where we saw the skilful waving of Kente cloth Kente cloth” is a royal and sacred cloth worn only in times of extreme importance. Kente was the cloth of kings. Over time, the use of Kente became more widespread, however it is held in high esteem in the Akan family and the entire country of Ghana. In Ghana, kente is made by the Akan people (including the Asante, Fante and Nzema). Kente is also produced by Akan groups in Cote d’Ivoire, like the Baoule and Anyin, who trace their ancestry back to Ghana before the rise of the Ashanti Empire. It is the best known of all African textiles. Kente comes from the word kenten, which means “basket.” The Asante peoples refer to kente as Nwentoma or “woven cloth”.
Some of the cloth had taken 2 years to weave and cost 600 cedi but scarves were only 15 cedi young boys would ask what your name is? While they were talking with you would weave your name on a bracelet very skilful and quick. Then say here I have one for you no prices just give me what your heart says.
Lake Bosomtwe Saturday 27th
Last day we all had breakfast and packed our cases Comforts son Gordon collected us for a trip to see beautiful Lake Bosomtwe, 35km south of Kumasi in the Ashanti region of Ghana, in the town of Abono. Lake Bosomtwe is the largest natural lake in Ghana. The lake, is encircled by rugged mountains thickly vegetated, reaching an altitude of more than
600 metres. The lake is cared for by
the 24 local villages We had a briefing in the visitor centre we were told one theory is that the huge meteorite formed the lake. Another says that it is the crater of an extinct volcano.
Lake Bosumtwi’s crater is 10.5 kilometres in diameter and is slightly larger than the present lake. It is estimated to be 1.07 million years old. There are about 24 villages around the lake, with a population of about 70,000 people who fish for tilapia that is deep fried and sold on the shores. The Ashanti people consider Bosumtwi to be a sacred lake.
According to belief, the souls of the dead come to the Lake Bosumtwi to bid farewell to the God Twi. Because of this, it is considered permissible to fish in Lake Bosumtwi only from wooden planks.
Central Kumasi sight seeing Kumasi is the capital city of the Ashanti region, and historical
centre for Ghana. We visited the Manhyia Palace, the seat of the King of Ashanti and members of the royal family in the northern part of the city. The Palace has a courtyard and a courtroom where
matters dealing with the constitution and customs are deliberated upon the traditional council.
We also saw the monument Kuapa Kokoo co-operative society have commissioned to commemorate
the significant role cocoa farmers have played in the social and economic history of Ghana. Most people in Ghana have cocoa farmers to thank for their education as cocoa has been such a significant income generator over the last century. The statue is on a roundabout in central Kumasi the Sculptor was Samuel Tachie-Appiah Kumasi, Ghana's second largest city and home to the largest market in West Africa we were short on time so we had a ride around central market A trip the market in Africa is like doing your Christmas shopping in a mega mall with only second hand car
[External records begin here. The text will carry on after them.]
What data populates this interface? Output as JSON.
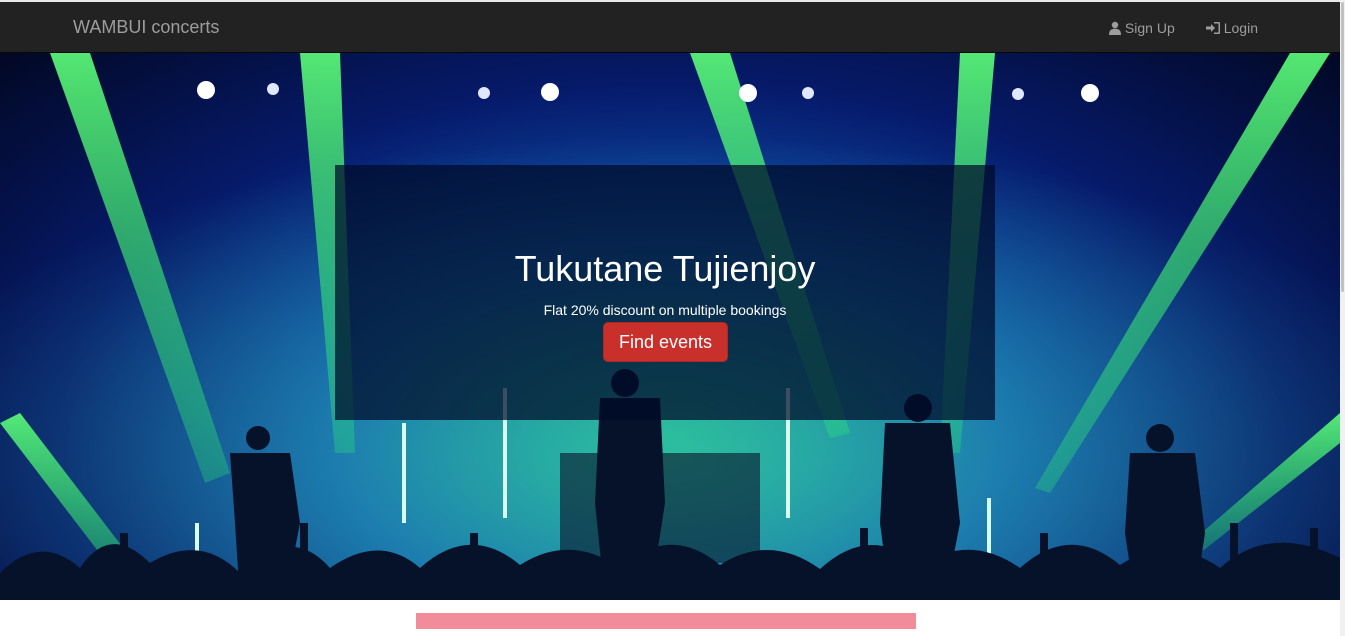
{
  "navbar": {
    "brand": "WAMBUI concerts",
    "links": [
      {
        "label": "Sign Up",
        "icon": "user-icon"
      },
      {
        "label": "Login",
        "icon": "login-icon"
      }
    ]
  },
  "hero": {
    "title": "Tukutane Tujienjoy",
    "subtitle": "Flat 20% discount on multiple bookings",
    "cta_label": "Find events",
    "cta_color": "#c9302c"
  },
  "colors": {
    "navbar_bg": "#222222",
    "nav_text": "#9d9d9d",
    "accent_bar": "#f28b9a"
  }
}
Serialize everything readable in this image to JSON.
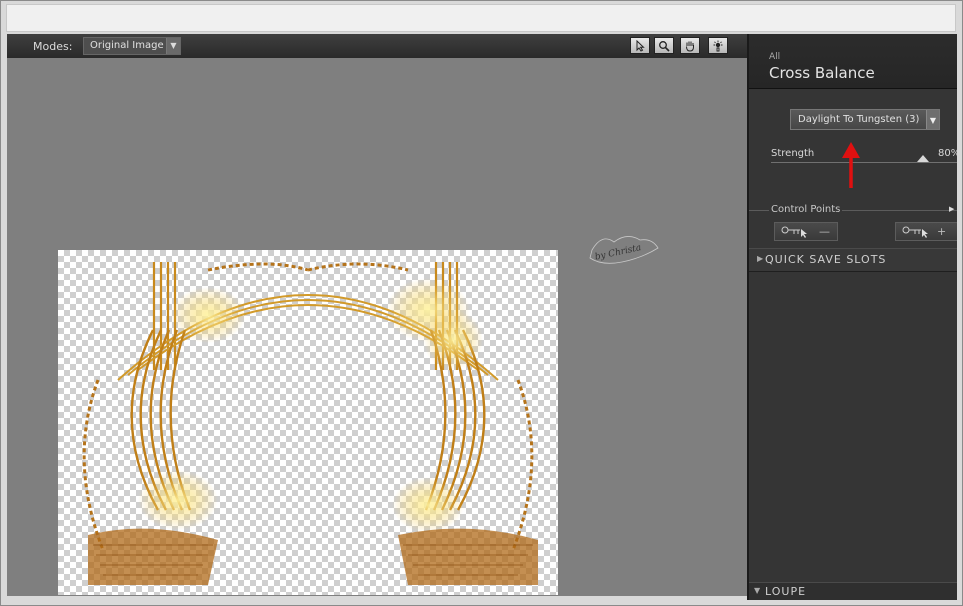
{
  "toolbar": {
    "modes_label": "Modes:",
    "modes_value": "Original Image",
    "tools": [
      "arrow-pointer-icon",
      "zoom-icon",
      "hand-icon",
      "light-icon"
    ]
  },
  "panel": {
    "category": "All",
    "title": "Cross Balance",
    "preset": "Daylight To Tungsten (3)",
    "strength_label": "Strength",
    "strength_value": "80%",
    "strength_fraction": 0.8,
    "control_points_label": "Control Points",
    "quick_save_label": "QUICK SAVE SLOTS",
    "loupe_label": "LOUPE"
  },
  "colors": {
    "canvas_bg": "#7f7f7f",
    "panel_bg": "#353535",
    "frame_gold": "#c8891c",
    "annotation_red": "#e01010"
  },
  "watermark": {
    "text": "by Christa"
  }
}
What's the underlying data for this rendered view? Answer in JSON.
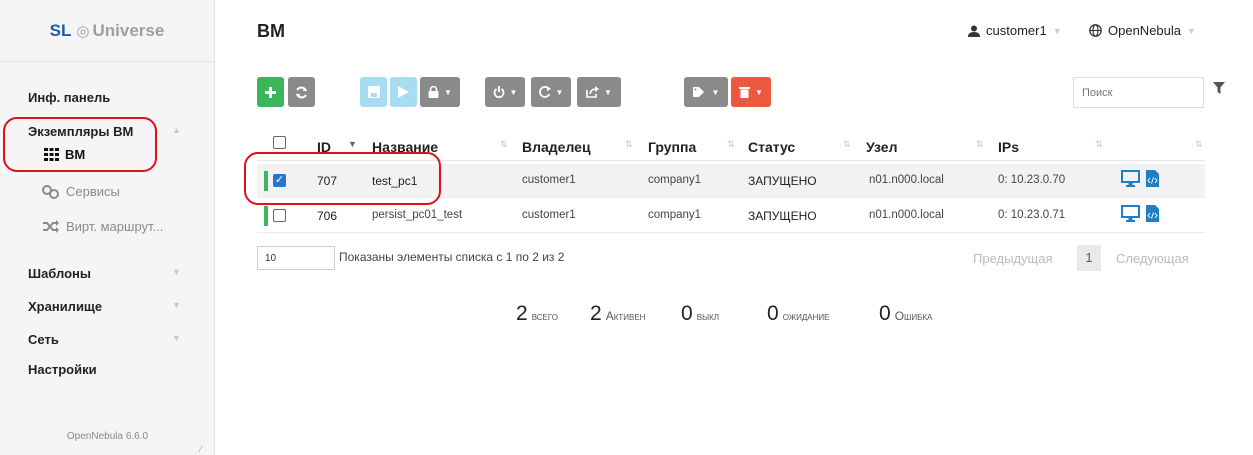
{
  "brand": {
    "prefix": "SL",
    "name": "Universe"
  },
  "sidebar": {
    "items": [
      {
        "label": "Инф. панель"
      },
      {
        "label": "Экземпляры ВМ"
      },
      {
        "label": "Шаблоны"
      },
      {
        "label": "Хранилище"
      },
      {
        "label": "Сеть"
      },
      {
        "label": "Настройки"
      }
    ],
    "sub_items": [
      {
        "label": "ВМ",
        "icon": "grid-icon"
      },
      {
        "label": "Сервисы",
        "icon": "services-icon"
      },
      {
        "label": "Вирт. маршрут...",
        "icon": "shuffle-icon"
      }
    ],
    "version": "OpenNebula 6.6.0"
  },
  "header": {
    "title": "ВМ",
    "user": "customer1",
    "zone": "OpenNebula"
  },
  "search": {
    "placeholder": "Поиск"
  },
  "table": {
    "columns": [
      "ID",
      "Название",
      "Владелец",
      "Группа",
      "Статус",
      "Узел",
      "IPs"
    ],
    "rows": [
      {
        "id": "707",
        "name": "test_pc1",
        "owner": "customer1",
        "group": "company1",
        "status": "ЗАПУЩЕНО",
        "host": "n01.n000.local",
        "ips": "0: 10.23.0.70",
        "selected": true
      },
      {
        "id": "706",
        "name": "persist_pc01_test",
        "owner": "customer1",
        "group": "company1",
        "status": "ЗАПУЩЕНО",
        "host": "n01.n000.local",
        "ips": "0: 10.23.0.71",
        "selected": false
      }
    ]
  },
  "pagination": {
    "page_size": "10",
    "info": "Показаны элементы списка с 1 по 2 из 2",
    "prev": "Предыдущая",
    "current": "1",
    "next": "Следующая"
  },
  "summary": [
    {
      "count": "2",
      "label": "всего"
    },
    {
      "count": "2",
      "label": "Активен"
    },
    {
      "count": "0",
      "label": "выкл"
    },
    {
      "count": "0",
      "label": "ожидание"
    },
    {
      "count": "0",
      "label": "Ошибка"
    }
  ],
  "colors": {
    "green": "#3cb65a",
    "red_highlight": "#e0101a",
    "link_blue": "#2477c9"
  }
}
salesmen and a jumble sale all together.
The crowds are endless and the salesmen are at times aggressive. Stall after stall are lined next to each other for miles in every direction 12 hectares in all